Human Rights Risks Related to US Immigration Policy
RESOLVED, that shareholders of Royal Bank of Canada (“RBC”) urge the Board of Directors to report to shareholders by December 31, 2020 on how RBC is identifying and addressing human rights risks to RBC related to carrying out the United States’ (U.S.) immigration enforcement policy, which aims to prosecute all persons who enter or attempt to enter the U.S., including the detention without parole of asylum-seekers and the separation of minor children from their parents who are accused of entering the country illegally.
The report should be prepared at reasonable cost and should omit confidential and proprietary information.
Immigration policy has become one of the most high-profile and contentious issues facing the U.S. The detention of undocumented immigrants and asylum seekers, especially the separation of minor children from their parents entering the U.S. outside of ports of entry, has spurred widespread criticism and captured the world’s attention.

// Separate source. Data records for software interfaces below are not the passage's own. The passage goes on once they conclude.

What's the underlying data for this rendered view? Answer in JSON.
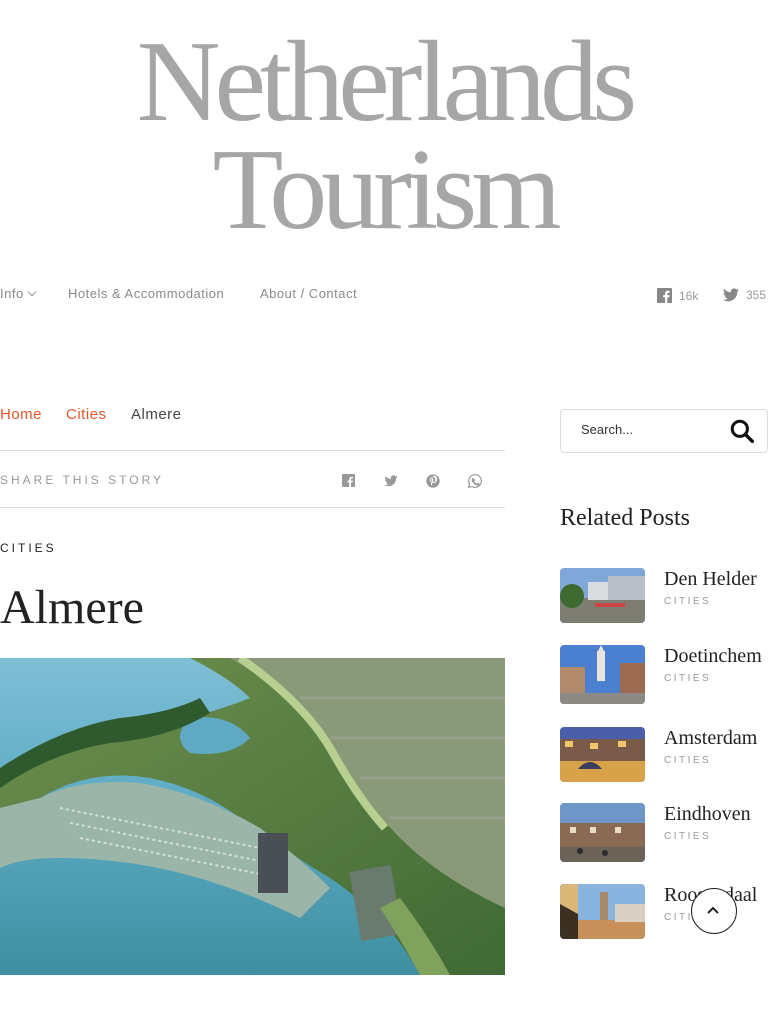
{
  "site": {
    "title_line1": "Netherlands",
    "title_line2": "Tourism"
  },
  "nav": {
    "items": [
      {
        "label": "Info"
      },
      {
        "label": "Hotels & Accommodation"
      },
      {
        "label": "About / Contact"
      }
    ]
  },
  "social": {
    "facebook_count": "16k",
    "twitter_count": "355"
  },
  "breadcrumb": {
    "home": "Home",
    "cities": "Cities",
    "current": "Almere"
  },
  "share": {
    "label": "SHARE THIS STORY",
    "icons": [
      "facebook-icon",
      "twitter-icon",
      "pinterest-icon",
      "whatsapp-icon"
    ]
  },
  "article": {
    "category": "CITIES",
    "title": "Almere"
  },
  "sidebar": {
    "search": {
      "placeholder": "Search..."
    },
    "related_title": "Related Posts",
    "posts": [
      {
        "name": "Den Helder",
        "category": "CITIES"
      },
      {
        "name": "Doetinchem",
        "category": "CITIES"
      },
      {
        "name": "Amsterdam",
        "category": "CITIES"
      },
      {
        "name": "Eindhoven",
        "category": "CITIES"
      },
      {
        "name": "Roosendaal",
        "category": "CITIES"
      }
    ]
  },
  "colors": {
    "accent": "#e8562a",
    "logo": "#a6a6a6"
  }
}
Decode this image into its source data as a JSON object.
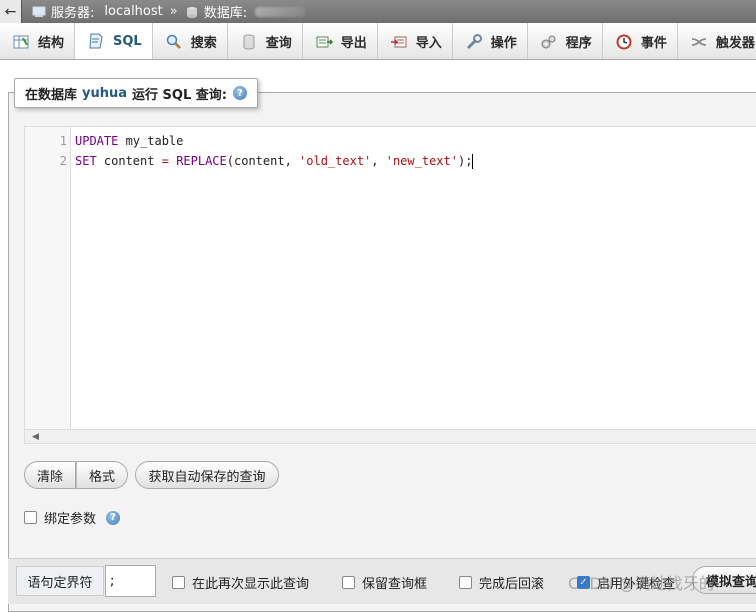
{
  "breadcrumb": {
    "server_label": "服务器:",
    "server_value": "localhost",
    "separator": "»",
    "database_label": "数据库:"
  },
  "tabs": [
    {
      "label": "结构",
      "icon": "structure-icon"
    },
    {
      "label": "SQL",
      "icon": "sql-icon",
      "active": true
    },
    {
      "label": "搜索",
      "icon": "search-icon"
    },
    {
      "label": "查询",
      "icon": "query-icon"
    },
    {
      "label": "导出",
      "icon": "export-icon"
    },
    {
      "label": "导入",
      "icon": "import-icon"
    },
    {
      "label": "操作",
      "icon": "operations-icon"
    },
    {
      "label": "程序",
      "icon": "routines-icon"
    },
    {
      "label": "事件",
      "icon": "events-icon"
    },
    {
      "label": "触发器",
      "icon": "triggers-icon"
    }
  ],
  "query_box": {
    "title_prefix": "在数据库",
    "database": "yuhua",
    "title_suffix": "运行 SQL 查询:"
  },
  "editor": {
    "line_numbers": [
      "1",
      "2"
    ]
  },
  "buttons": {
    "clear": "清除",
    "format": "格式",
    "get_autosaved": "获取自动保存的查询"
  },
  "bind_params": "绑定参数",
  "options": {
    "delimiter_label": "语句定界符",
    "delimiter_value": ";",
    "show_again": "在此再次显示此查询",
    "retain_box": "保留查询框",
    "rollback": "完成后回滚",
    "foreign_keys": "启用外键检查",
    "foreign_keys_checked": true,
    "simulate": "模拟查询"
  },
  "watermark": "CSDN @满地找牙的",
  "colors": {
    "tab_text": "#235a81",
    "keyword": "#770088",
    "string": "#aa1111"
  }
}
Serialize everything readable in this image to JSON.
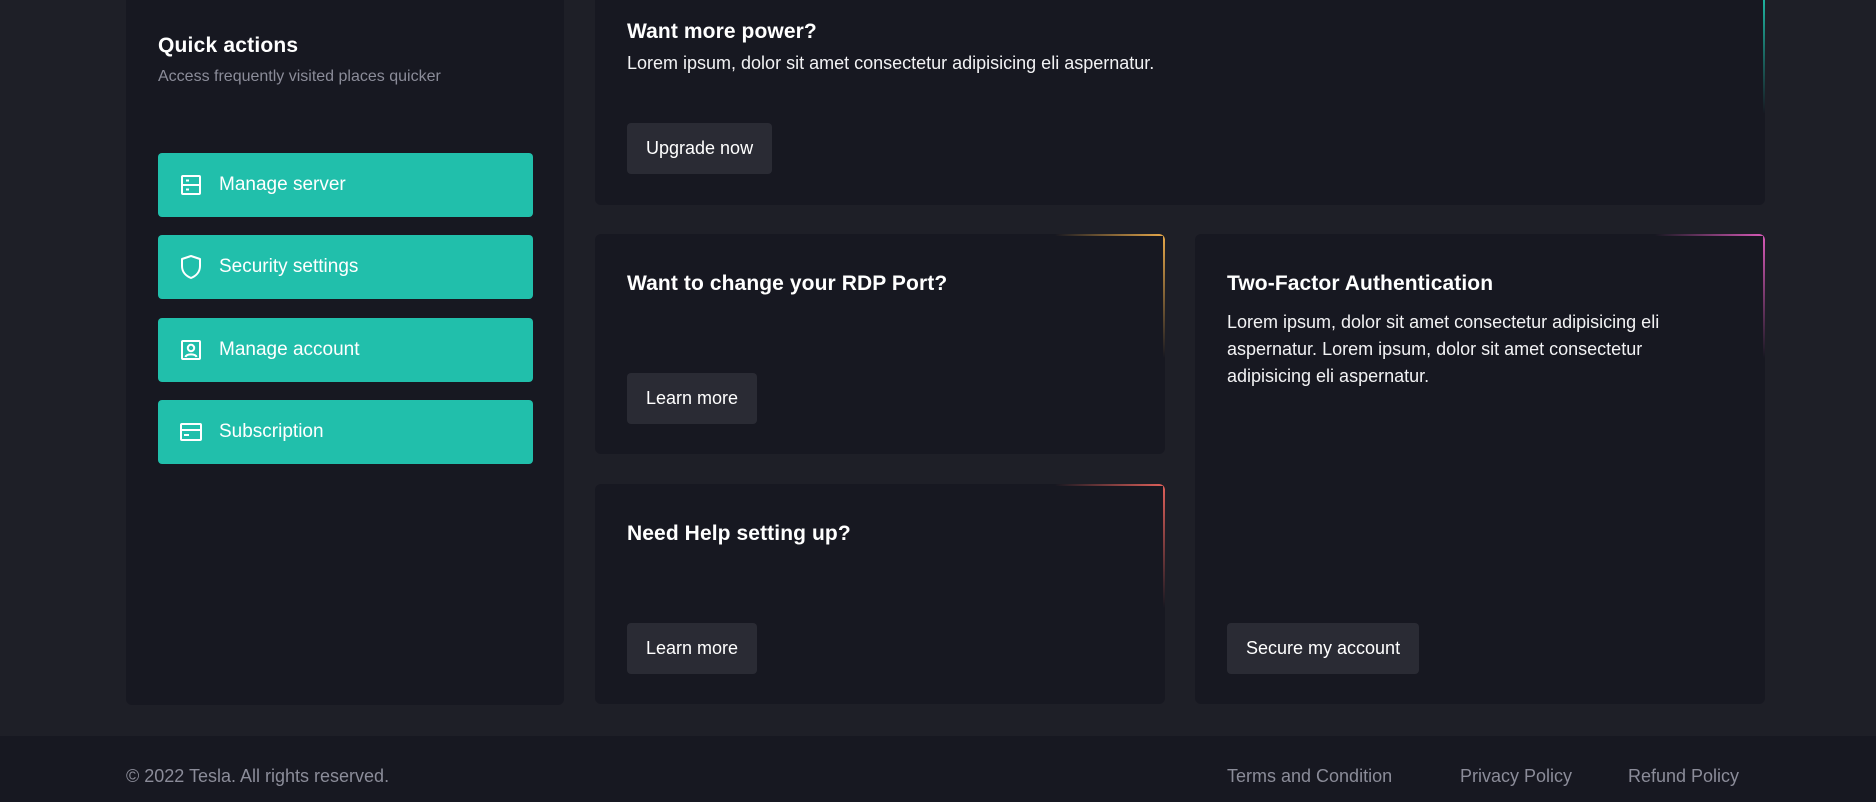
{
  "quick_actions": {
    "title": "Quick actions",
    "subtitle": "Access frequently visited places quicker",
    "items": [
      {
        "label": "Manage server",
        "icon": "server-icon"
      },
      {
        "label": "Security settings",
        "icon": "shield-icon"
      },
      {
        "label": "Manage account",
        "icon": "user-badge-icon"
      },
      {
        "label": "Subscription",
        "icon": "credit-card-icon"
      }
    ],
    "button_color": "#21bfab"
  },
  "cards": {
    "power": {
      "title": "Want more power?",
      "text": "Lorem ipsum, dolor sit amet consectetur adipisicing eli aspernatur.",
      "button": "Upgrade now",
      "accent": "#1fbfa9"
    },
    "rdp": {
      "title": "Want to change your RDP Port?",
      "button": "Learn more",
      "accent": "#e8a94a"
    },
    "help": {
      "title": "Need Help setting up?",
      "button": "Learn more",
      "accent": "#e0605a"
    },
    "tfa": {
      "title": "Two-Factor Authentication",
      "text_lines": [
        "Lorem ipsum, dolor sit amet consectetur adipisicing eli",
        "aspernatur. Lorem ipsum, dolor sit amet consectetur",
        "adipisicing eli aspernatur."
      ],
      "button": "Secure my account",
      "accent": "#d85ab8"
    }
  },
  "footer": {
    "copyright": "© 2022 Tesla. All rights reserved.",
    "links": [
      "Terms and Condition",
      "Privacy Policy",
      "Refund Policy"
    ]
  }
}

Media attention has been intense, with coverage of the trauma endured by children, deplorable detention conditions and abuses within the system. Reports detail inhumane conditions in detention centers, with children sleeping on cement floors and suffering from hunger, inadequate health care, and a lack of toothbrushes and soap. Thousands have alleged sexual and physical abuse, and there have been numerous deaths inside these facilities.
Concerns have been raised regarding the practices of GEO Group and CoreCivic, two firms that operate the majority of migrant detention facilities. Numerous reports and lawsuits have detailed violations at facilities operated by both companies. This includes at least three lawsuits alleging forced labor/human trafficking at immigrant detention centers in California, Colorado, and Washington. According to their June 30, 2019 regulatory filings, RBC and affiliates own over 20,000 shares in each firm.
The United Nations High Commissioner for Human Rights said that, “the use of immigration detention and family separation as a deterrent runs counter to human rights standards and principles.” RBC’s Code of Conduct says, “Over many years RBC has earned trust and a reputation for doing what’s right through the actions of those who work here. . . . We support the communities where we live, work and do business. We also accept accountability for the social and economic effects of our business decisions.”
Banks have started to recognize the reputational consequences of doing business with companies whose conduct is widely condemned in society. In 2019, Bank of America announced it would stop financing private prison and immigration detention companies, following similar declarations by JPMorgan Chase and Wells Fargo. As of September 30, 2019, all existing U.S. banking partners providing lines of credit and term loans to GEO Group had officially committed to ending ties with the private prison and detention industry.1 The Canada Pension Plan Investment Board divested its shares from both companies in 2019 following public opposition.
Given the risks the policy and debate create for companies like RBC, we urge shareholders to vote for this Proposal.